Instructions for the task:
The records below are to be restated word for word; their pictures are not.

Material provided:
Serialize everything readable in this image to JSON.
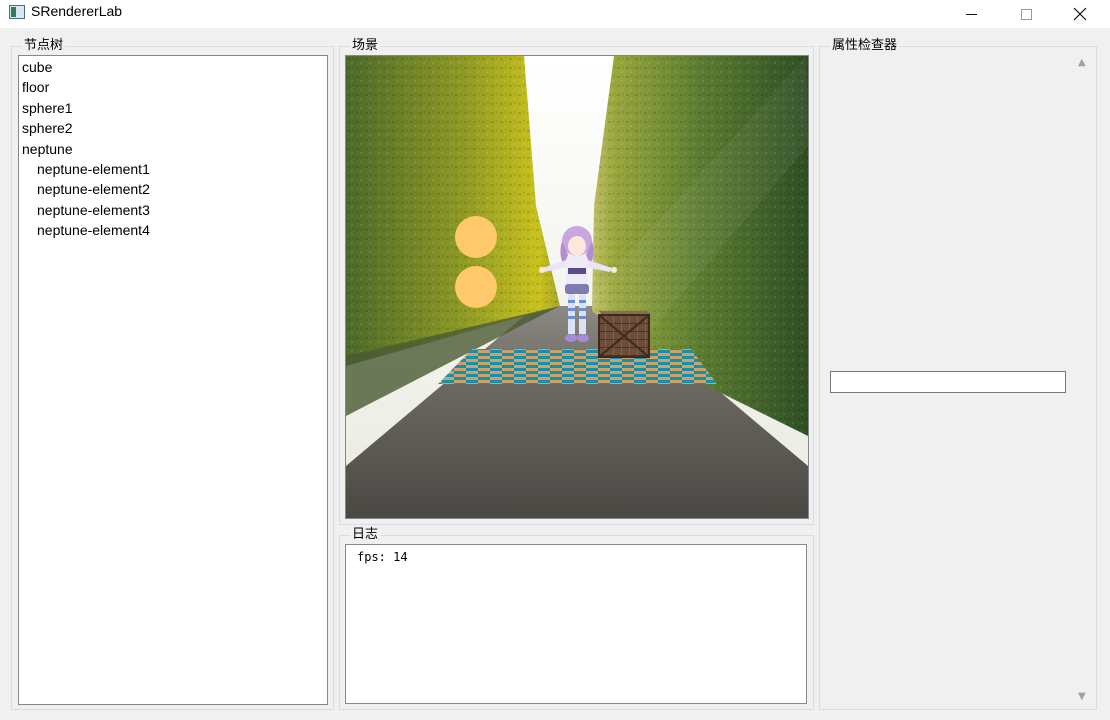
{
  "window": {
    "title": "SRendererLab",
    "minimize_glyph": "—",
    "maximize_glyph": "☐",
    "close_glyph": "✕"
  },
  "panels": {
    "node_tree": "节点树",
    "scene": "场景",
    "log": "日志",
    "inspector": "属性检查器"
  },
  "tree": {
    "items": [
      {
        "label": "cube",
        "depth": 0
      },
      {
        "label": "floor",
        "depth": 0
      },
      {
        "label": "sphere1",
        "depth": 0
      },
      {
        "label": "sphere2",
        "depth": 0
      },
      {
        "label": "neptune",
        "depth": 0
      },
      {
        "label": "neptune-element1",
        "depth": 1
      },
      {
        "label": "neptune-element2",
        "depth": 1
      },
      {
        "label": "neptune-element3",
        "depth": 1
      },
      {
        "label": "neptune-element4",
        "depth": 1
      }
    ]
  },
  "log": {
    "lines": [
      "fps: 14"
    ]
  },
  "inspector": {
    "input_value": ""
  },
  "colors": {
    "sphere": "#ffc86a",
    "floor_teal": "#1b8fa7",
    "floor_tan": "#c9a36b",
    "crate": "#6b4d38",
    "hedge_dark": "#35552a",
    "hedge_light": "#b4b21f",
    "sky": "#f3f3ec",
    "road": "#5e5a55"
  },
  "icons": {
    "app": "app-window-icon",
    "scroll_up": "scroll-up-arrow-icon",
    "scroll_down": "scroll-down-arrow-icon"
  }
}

Output:
Serialize everything readable in this image to JSON.
{
  "window": {
    "title": "SRendererLab",
    "minimize_glyph": "—",
    "maximize_glyph": "☐",
    "close_glyph": "✕"
  },
  "panels": {
    "node_tree": "节点树",
    "scene": "场景",
    "log": "日志",
    "inspector": "属性检查器"
  },
  "tree": {
    "items": [
      {
        "label": "cube",
        "depth": 0
      },
      {
        "label": "floor",
        "depth": 0
      },
      {
        "label": "sphere1",
        "depth": 0
      },
      {
        "label": "sphere2",
        "depth": 0
      },
      {
        "label": "neptune",
        "depth": 0
      },
      {
        "label": "neptune-element1",
        "depth": 1
      },
      {
        "label": "neptune-element2",
        "depth": 1
      },
      {
        "label": "neptune-element3",
        "depth": 1
      },
      {
        "label": "neptune-element4",
        "depth": 1
      }
    ]
  },
  "log": {
    "lines": [
      "fps: 14"
    ]
  },
  "inspector": {
    "input_value": ""
  },
  "colors": {
    "sphere": "#ffc86a",
    "floor_teal": "#1b8fa7",
    "floor_tan": "#c9a36b",
    "crate": "#6b4d38",
    "hedge_dark": "#35552a",
    "hedge_light": "#b4b21f",
    "sky": "#f3f3ec",
    "road": "#5e5a55"
  },
  "icons": {
    "app": "app-window-icon",
    "scroll_up": "scroll-up-arrow-icon",
    "scroll_down": "scroll-down-arrow-icon"
  }
}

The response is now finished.